At its February meeting, the National Capital Region Transportation Planning Board (TPB) adopted a Green Streets Policy for the National Capital Region, which encourages local jurisdictions to improve environmental quality with green infrastructure. The Green Streets Policy will guide cost-effective sustainable roadway upgrades that beautify streets while promoting pedestrian and cycling use. Adding green features like rain gardens to the medians and sides of streets along with planting trees and introducing permeable pavement reduces the effects of stormwater runoff and urban heat islands. These features are designed to reduce the volume of stormwater, and can capture some pollutants, from chemicals to silt to bacteria, before they enter stormdrains or degrade natural waterways like the Anacostia and Potomac Rivers, and eventually, the Chesapeake Bay.
Jurisdictions in the Washington area have already begun to incorporate green streets elements. Prince George’s County, Maryland requires many road, sidewalk, trail and transit related construction projects to include environmental site design. The District of Columbia’s Green Streets Policy includes stormwater retention requirements in its 2013 regulations. Alexandria City Councilman and TPB Vice-Chair, Tim Lovain, is exploring a green streets initiative for his jurisdiction which would include permeable pavement and rain gardens.

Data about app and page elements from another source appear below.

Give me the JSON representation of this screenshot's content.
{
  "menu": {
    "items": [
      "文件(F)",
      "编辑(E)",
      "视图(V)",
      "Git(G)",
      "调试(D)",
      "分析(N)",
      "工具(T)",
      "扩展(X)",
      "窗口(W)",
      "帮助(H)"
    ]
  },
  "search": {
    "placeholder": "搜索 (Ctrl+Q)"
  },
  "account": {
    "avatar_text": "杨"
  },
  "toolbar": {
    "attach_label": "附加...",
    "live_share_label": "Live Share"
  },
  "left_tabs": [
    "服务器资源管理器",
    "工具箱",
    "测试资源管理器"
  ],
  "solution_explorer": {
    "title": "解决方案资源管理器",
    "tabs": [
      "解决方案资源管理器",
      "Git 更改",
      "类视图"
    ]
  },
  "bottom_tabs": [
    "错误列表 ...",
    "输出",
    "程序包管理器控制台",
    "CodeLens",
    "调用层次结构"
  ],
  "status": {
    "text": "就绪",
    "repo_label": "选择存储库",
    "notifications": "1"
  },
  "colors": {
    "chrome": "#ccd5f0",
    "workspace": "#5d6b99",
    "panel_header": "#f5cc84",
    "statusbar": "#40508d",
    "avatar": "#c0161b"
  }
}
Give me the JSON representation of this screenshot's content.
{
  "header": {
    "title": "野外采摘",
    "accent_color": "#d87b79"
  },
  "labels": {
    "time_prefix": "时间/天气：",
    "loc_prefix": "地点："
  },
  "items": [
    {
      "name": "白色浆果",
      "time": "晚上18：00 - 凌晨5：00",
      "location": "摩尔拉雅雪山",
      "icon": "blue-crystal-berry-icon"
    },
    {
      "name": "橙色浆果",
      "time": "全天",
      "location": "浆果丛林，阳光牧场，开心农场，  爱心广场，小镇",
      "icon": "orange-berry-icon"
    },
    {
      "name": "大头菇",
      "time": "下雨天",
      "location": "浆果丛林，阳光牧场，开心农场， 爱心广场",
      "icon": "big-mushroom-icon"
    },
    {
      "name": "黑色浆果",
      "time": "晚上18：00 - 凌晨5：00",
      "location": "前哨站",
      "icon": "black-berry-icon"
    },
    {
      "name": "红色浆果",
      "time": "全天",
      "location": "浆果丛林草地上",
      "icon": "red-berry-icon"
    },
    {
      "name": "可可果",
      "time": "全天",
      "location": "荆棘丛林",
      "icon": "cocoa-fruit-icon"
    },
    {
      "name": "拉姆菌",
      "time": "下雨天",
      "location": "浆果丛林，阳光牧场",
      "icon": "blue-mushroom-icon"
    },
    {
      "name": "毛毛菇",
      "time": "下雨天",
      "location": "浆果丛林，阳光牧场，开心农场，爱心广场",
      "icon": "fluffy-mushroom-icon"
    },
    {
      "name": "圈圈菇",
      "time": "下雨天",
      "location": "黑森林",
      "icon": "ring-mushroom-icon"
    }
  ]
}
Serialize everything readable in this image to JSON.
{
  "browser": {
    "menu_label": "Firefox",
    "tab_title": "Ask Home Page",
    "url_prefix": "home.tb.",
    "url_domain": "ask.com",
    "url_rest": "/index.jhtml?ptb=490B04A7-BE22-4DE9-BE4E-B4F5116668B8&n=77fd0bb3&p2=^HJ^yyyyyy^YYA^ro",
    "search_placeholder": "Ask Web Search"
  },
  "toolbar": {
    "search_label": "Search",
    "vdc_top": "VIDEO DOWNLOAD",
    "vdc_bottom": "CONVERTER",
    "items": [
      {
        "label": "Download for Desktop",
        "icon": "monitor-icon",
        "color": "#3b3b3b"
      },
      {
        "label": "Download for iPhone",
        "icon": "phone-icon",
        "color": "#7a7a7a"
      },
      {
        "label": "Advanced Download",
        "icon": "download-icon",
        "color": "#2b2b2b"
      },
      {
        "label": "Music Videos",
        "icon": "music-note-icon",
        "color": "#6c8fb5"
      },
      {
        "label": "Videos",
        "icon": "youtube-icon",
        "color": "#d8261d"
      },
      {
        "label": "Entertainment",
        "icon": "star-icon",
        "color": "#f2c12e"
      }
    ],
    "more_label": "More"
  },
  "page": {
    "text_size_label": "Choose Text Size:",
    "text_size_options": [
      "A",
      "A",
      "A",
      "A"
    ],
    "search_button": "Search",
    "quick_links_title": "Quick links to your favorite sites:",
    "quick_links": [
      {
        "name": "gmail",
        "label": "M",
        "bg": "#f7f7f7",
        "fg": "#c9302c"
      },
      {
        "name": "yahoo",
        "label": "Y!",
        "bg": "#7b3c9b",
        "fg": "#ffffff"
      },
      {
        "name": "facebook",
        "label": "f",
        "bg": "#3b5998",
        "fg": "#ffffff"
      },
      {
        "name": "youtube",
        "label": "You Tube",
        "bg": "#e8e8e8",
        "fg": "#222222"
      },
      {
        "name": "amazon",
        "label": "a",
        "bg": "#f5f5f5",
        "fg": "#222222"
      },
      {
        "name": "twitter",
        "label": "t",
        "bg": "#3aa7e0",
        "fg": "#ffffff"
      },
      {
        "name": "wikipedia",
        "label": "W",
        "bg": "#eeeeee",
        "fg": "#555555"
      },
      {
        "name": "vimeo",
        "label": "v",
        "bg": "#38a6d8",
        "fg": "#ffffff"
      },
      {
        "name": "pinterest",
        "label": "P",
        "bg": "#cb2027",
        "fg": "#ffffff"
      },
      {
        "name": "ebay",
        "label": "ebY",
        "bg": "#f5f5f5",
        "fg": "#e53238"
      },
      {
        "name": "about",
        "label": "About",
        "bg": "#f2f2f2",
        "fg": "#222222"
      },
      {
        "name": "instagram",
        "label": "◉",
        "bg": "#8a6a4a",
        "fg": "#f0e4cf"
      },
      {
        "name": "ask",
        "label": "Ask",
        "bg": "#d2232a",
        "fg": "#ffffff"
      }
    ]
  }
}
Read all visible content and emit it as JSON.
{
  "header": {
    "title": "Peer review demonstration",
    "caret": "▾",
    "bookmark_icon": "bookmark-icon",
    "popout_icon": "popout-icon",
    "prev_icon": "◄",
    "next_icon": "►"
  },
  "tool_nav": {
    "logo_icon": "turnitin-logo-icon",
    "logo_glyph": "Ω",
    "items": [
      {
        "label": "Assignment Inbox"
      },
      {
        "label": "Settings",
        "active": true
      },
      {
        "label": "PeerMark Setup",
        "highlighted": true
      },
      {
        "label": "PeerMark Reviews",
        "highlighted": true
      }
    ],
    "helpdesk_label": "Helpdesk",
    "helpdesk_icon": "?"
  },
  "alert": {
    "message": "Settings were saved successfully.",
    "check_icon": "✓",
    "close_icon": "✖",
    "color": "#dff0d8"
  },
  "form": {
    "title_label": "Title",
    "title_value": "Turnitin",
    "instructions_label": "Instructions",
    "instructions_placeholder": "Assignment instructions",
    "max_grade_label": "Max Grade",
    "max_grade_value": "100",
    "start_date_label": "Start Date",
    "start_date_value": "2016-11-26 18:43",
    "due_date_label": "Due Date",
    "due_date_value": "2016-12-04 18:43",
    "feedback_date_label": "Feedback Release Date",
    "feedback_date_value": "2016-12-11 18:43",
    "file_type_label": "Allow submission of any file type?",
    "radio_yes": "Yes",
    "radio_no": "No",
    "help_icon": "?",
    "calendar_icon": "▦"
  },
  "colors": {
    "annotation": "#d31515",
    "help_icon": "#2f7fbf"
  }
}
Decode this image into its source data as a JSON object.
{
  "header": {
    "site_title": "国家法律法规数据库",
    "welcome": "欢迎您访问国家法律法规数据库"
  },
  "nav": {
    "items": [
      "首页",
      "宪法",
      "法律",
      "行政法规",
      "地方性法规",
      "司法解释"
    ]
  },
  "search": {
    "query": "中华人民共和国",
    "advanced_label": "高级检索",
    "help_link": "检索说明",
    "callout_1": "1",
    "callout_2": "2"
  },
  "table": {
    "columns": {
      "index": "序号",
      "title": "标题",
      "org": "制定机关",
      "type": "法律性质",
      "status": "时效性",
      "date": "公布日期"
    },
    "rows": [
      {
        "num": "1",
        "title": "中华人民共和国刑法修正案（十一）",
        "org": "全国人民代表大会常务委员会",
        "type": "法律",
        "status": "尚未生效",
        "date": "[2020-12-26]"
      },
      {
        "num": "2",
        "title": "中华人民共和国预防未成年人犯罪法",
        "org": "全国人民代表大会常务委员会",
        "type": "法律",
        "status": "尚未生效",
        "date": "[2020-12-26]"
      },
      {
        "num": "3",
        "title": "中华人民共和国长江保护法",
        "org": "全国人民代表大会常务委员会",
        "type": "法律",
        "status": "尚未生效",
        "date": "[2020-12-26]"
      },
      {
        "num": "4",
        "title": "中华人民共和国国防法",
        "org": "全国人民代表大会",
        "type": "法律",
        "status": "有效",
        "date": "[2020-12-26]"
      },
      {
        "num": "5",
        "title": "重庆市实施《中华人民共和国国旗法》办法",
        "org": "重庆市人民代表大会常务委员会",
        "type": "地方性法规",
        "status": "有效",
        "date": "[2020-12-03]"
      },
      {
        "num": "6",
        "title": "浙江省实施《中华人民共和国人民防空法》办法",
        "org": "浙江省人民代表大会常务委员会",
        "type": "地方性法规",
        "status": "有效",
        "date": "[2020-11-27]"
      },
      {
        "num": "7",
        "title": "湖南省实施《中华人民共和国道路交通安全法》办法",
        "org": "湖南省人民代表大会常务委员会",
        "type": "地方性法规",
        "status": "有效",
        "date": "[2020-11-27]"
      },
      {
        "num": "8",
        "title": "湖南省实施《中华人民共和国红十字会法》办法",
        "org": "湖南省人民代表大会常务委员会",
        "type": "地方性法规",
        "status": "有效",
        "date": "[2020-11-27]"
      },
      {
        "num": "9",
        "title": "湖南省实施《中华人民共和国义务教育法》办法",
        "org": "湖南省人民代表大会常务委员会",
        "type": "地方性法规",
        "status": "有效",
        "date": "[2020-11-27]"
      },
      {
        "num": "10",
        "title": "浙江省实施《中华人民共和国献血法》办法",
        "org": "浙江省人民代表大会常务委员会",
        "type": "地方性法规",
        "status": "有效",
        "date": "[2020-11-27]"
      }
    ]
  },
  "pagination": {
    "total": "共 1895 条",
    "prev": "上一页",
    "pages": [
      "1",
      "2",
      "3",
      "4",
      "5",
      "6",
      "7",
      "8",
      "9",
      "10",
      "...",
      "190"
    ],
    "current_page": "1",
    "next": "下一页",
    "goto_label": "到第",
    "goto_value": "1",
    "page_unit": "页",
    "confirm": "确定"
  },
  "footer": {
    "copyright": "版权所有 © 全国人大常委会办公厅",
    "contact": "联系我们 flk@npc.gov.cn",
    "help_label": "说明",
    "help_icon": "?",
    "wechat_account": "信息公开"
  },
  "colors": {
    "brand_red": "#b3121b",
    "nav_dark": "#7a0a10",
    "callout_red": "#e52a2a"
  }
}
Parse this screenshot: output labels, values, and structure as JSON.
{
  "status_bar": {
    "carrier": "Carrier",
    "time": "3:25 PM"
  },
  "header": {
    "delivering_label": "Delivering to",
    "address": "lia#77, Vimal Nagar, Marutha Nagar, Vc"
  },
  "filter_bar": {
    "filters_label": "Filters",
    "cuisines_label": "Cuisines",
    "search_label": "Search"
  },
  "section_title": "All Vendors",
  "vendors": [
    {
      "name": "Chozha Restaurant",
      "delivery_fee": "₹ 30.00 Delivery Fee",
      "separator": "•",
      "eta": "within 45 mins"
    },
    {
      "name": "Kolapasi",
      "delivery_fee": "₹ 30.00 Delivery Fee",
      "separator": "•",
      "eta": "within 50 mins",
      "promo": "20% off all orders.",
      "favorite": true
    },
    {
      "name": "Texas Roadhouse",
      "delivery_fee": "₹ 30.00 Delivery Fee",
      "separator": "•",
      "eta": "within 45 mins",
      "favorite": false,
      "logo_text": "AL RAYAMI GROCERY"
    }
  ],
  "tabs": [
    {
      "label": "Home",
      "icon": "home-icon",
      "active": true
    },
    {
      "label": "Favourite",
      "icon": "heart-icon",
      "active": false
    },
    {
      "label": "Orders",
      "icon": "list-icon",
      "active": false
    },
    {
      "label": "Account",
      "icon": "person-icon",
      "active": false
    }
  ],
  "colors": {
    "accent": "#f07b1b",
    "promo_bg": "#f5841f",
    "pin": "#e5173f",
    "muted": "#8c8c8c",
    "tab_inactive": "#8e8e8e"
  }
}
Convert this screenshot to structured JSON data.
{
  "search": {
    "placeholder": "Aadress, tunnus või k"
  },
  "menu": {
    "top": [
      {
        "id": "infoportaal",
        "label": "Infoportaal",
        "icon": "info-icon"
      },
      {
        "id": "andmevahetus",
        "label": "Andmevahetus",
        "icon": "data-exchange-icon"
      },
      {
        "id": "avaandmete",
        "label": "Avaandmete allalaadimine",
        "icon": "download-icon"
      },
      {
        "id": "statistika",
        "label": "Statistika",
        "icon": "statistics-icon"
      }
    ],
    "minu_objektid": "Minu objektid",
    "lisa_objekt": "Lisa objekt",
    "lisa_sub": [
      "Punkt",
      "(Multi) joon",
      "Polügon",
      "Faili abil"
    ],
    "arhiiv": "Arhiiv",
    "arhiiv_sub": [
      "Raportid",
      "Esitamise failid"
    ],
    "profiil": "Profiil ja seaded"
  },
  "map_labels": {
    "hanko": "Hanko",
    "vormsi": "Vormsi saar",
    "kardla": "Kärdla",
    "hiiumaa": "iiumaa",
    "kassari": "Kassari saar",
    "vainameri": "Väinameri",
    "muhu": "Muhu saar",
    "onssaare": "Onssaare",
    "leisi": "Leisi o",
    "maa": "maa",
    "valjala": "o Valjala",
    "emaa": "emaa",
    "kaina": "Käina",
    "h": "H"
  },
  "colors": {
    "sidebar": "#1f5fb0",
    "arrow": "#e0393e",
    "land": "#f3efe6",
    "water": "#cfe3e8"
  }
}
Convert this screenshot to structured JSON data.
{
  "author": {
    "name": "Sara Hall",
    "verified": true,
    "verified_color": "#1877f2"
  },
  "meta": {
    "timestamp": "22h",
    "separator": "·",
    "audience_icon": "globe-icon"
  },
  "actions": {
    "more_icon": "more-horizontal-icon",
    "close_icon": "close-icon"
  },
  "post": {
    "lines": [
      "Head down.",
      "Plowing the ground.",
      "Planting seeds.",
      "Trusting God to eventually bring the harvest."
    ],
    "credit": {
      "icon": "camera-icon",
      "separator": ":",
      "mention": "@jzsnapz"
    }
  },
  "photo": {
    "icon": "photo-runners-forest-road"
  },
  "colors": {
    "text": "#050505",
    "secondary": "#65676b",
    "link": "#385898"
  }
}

TPB began studying the creation of a regional Green Streets policy in December 2012 in response to a request from the Anacostia Watershed Restoration Partnership. The work follows the TPB’s approval in May 2012 of a regional Complete Streets Policy encouraging local jurisdictions to promote the safe accommodation of multiple transportation modes when designing new roadways and making major improvements to existing ones.
Click here for the most recent presentation on the Green Streets Policy.
This release was updated on February 20, 2014.